"It's hard when you have somebody or more than one person that people are not going to defend on the perimeter. It really clogs it up for everything," Montgomery said.

Sophomore Tyrone Wallace -- who averaged 12.0 points per game going into the brace of games – became one of those players teams could ignore, managing just seven points total, going a miserable 2-for-18 from the field.

"Trust me, nobody's more frustrated than Tyrone. He's aware. He has to get more shots at the basket. He has to get more things at the basket and not settle for the shot," Montgomery said. "He gains confidence when he gets a couple shots down. That's one of those scouting things that everybody's going to try and play him differently, maybe daring him to make a shot before they worry about him type of thing. The shot goes down, he'll gain some confidence, but we watched him yesterday in practice and the ball was rotating and the ball was going down pretty regularly. There's no question that he had a stretch where he was shooting the ball well, and the shot selection probably was a little bit different, but that might be based on what the defense is giving him and where he was able to get with the ball."

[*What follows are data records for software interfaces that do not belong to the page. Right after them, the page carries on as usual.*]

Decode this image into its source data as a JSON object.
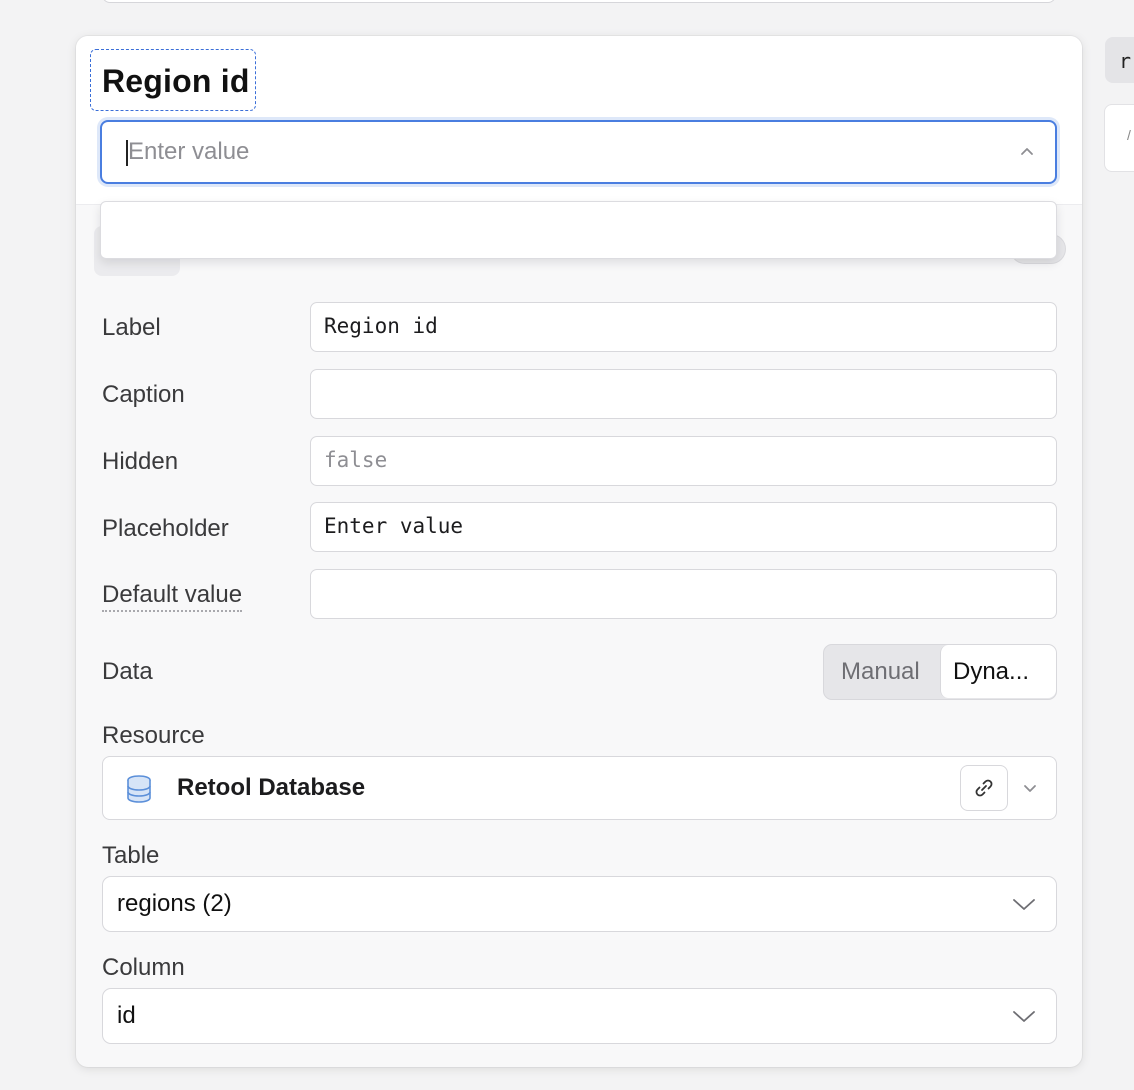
{
  "side": {
    "pill_text": "r"
  },
  "header": {
    "title": "Region id",
    "preview_placeholder": "Enter value"
  },
  "fields": {
    "label": {
      "name": "Label",
      "value": "Region id"
    },
    "caption": {
      "name": "Caption",
      "value": ""
    },
    "hidden": {
      "name": "Hidden",
      "value": "false"
    },
    "placeholder": {
      "name": "Placeholder",
      "value": "Enter value"
    },
    "default_value": {
      "name": "Default value",
      "value": ""
    }
  },
  "data_mode": {
    "label": "Data",
    "options": [
      "Manual",
      "Dyna..."
    ],
    "selected": "Dyna..."
  },
  "resource": {
    "label": "Resource",
    "name": "Retool Database",
    "icon": "database-icon",
    "link_icon": "link-icon"
  },
  "table": {
    "label": "Table",
    "value": "regions (2)"
  },
  "column": {
    "label": "Column",
    "value": "id"
  },
  "colors": {
    "focus": "#4a7ee0",
    "border": "#d8d8dc",
    "db_icon": "#5b8fd9"
  }
}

Cal's other guard – fifth-year point Cobbs -- will once again be tasked with defending an opponent's best scoring option, as he volunteered to do against Washington's C.J. Wilcox to great effect last time the Bears came back to Haas Pavilion.

"We don't have ballots, asking who gets who," Montgomery said. "Justin has done a really good job. He's accepted the challenge defensively. He's been one of our better defenders. He's a fifth-year guy. He's a veteran. He's strong and he does have good quickness, so he's capable of that. That's a natural match-up for him, regardless, in terms of his ability to guard that position."

Cobbs will have a unique challenge facing Carson, who is shooting 47.9% from the field and 78.1% from the free-throw line, with a team-high 73 attempts, which put him 11th in the league in tries from the charity stripe.

"He creates a lot of fouls by jumping into you and it's troubling, in terms of trying to figure out how these calls are going to be made -- who creates the contact, who was where," Montgomery said. "Officiating emphasis this week, there was a video and it talked about 10-1-4 about how the defender should not be penalized for being in a normal guarding position, but there is a lot of difficulty interpreting what this whole thing is supposed to be about. It's frustrating for everybody, I think. Some teams are probably doing a better job of this whole hands-back thing than others. Yeah, you've got to stay in front of him and you're going to need help and you can't overcommit to helping, and allow him to make others better players.

"You can see situations where he's driven and the kid has kind of been moving along, laterally, and all of the sudden, almost like a surprise to the defender, he just jumps in, and it's almost like you have to disappear. He's gotten some calls. Anybody who's smart would take advantage of that."

Arizona should not overlook Stanford, to be sure, but to break their two-game slide, the Bears simply cannot afford to overlook Arizona State. That much was apparent as early as Sunday night, when freshman Jabari Bird said, simply: "We won five games in a row because we were playing great team basketball ... Arizona State's a must-win." Top Stories